Work request
The entries are to be repeated in full, without any change.

Records drawn from a dataset

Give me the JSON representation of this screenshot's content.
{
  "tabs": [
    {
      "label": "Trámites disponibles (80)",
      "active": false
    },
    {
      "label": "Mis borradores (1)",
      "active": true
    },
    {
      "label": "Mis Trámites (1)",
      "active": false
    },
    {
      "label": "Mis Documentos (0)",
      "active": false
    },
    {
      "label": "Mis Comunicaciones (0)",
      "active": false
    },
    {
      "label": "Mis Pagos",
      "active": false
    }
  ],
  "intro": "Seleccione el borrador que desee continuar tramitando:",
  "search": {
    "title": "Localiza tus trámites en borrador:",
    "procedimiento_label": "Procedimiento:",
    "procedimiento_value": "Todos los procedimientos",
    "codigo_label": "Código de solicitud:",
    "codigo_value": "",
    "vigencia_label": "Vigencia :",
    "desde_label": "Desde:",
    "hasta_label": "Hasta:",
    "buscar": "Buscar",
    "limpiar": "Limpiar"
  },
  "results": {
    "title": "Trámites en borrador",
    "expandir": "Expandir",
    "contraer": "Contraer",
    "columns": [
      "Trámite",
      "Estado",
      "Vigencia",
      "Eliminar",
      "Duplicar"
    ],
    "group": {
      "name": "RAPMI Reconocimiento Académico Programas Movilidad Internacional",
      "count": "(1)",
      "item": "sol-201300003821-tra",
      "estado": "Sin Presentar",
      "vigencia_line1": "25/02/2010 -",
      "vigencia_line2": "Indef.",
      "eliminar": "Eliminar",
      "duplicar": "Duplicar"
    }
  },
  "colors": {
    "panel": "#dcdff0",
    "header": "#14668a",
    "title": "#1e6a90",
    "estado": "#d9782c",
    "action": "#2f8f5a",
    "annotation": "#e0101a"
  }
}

Response box
Give me the JSON representation of this screenshot's content.
{
  "tabs": [
    {
      "label": "Trámites disponibles (80)",
      "active": false
    },
    {
      "label": "Mis borradores (1)",
      "active": true
    },
    {
      "label": "Mis Trámites (1)",
      "active": false
    },
    {
      "label": "Mis Documentos (0)",
      "active": false
    },
    {
      "label": "Mis Comunicaciones (0)",
      "active": false
    },
    {
      "label": "Mis Pagos",
      "active": false
    }
  ],
  "intro": "Seleccione el borrador que desee continuar tramitando:",
  "search": {
    "title": "Localiza tus trámites en borrador:",
    "procedimiento_label": "Procedimiento:",
    "procedimiento_value": "Todos los procedimientos",
    "codigo_label": "Código de solicitud:",
    "codigo_value": "",
    "vigencia_label": "Vigencia :",
    "desde_label": "Desde:",
    "hasta_label": "Hasta:",
    "buscar": "Buscar",
    "limpiar": "Limpiar"
  },
  "results": {
    "title": "Trámites en borrador",
    "expandir": "Expandir",
    "contraer": "Contraer",
    "columns": [
      "Trámite",
      "Estado",
      "Vigencia",
      "Eliminar",
      "Duplicar"
    ],
    "group": {
      "name": "RAPMI Reconocimiento Académico Programas Movilidad Internacional",
      "count": "(1)",
      "item": "sol-201300003821-tra",
      "estado": "Sin Presentar",
      "vigencia_line1": "25/02/2010 -",
      "vigencia_line2": "Indef.",
      "eliminar": "Eliminar",
      "duplicar": "Duplicar"
    }
  },
  "colors": {
    "panel": "#dcdff0",
    "header": "#14668a",
    "title": "#1e6a90",
    "estado": "#d9782c",
    "action": "#2f8f5a",
    "annotation": "#e0101a"
  }
}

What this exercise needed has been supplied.